Cambridge, England

Cambridge Suzuki Young Musicians Summer Workshops 2007
Contact Betty & Stephen Power (01223) 264408
info@suzukipianocambridge.org.uk

July 30-August 3, 2007
Saint Louis, Missouri

Suzuki Piano Basics Institute
with Bruce Boiney and Joan Krzywicki
Contact: Patty Eversole 314-837-1881
Registration information online at
http://www.geocities.com/stlsuzukipiano/

August 18, 2007
Sacramento, California

Suzuki Piano Basics International 10-Piano Concert
Inquire before December 1 for student participation
Contact: Linda Nakagawa 916-422-2952
g.nakagawa@comcast.net

To add or change items on this list and on the Suzuki Piano Basics website, contact
Karen Hagberg hagberg-drake@juno.com, 585-244-0490.
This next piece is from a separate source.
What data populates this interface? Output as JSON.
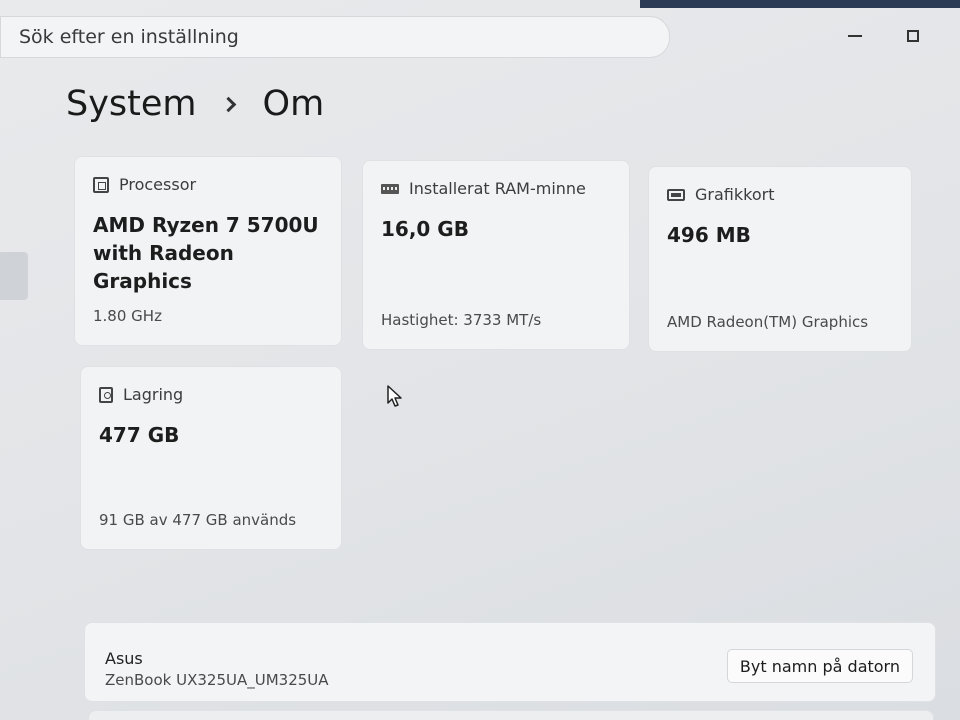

Suzuki Piano Basics Foundation Dues for 2007 Are Now Payable and Due

Please do not forget the various benefits of membership in this organization:


1. Support the ongoing work of promoting and preserving the work of Dr. Kataoka
2. Receive a hard copy of the newsletter with complete graphics
3. Receive a hard copy of the Membership Directory
4. Have ordering privileges (discounted prices and free postage) for Suzuki-Piano-related     materials
5. Be eligible for discounts at some Suzuki Piano Basics events
6. Receive preference for student participation at Suzuki Piano Basics events

Dues remain only $25/year. Please make your check out to Suzuki Piano Basics Foundation and send to Linda Nakagawa, Treasurer, 242 River Acres Drive, Sacramento CA 95831.


Change of Address:

Pam Smith
3530 Ashford Dunwoody Rd. NE #901
Atlanta, GA 30319


Please send corrections to Kenneth Wilburn, Senior Web Editor

To the Kataoka Sensei Memorial.
To the Suzuki Piano Basics Home Page.

First Online Edition: 30 January 2007
Last Revised: 9 March 2012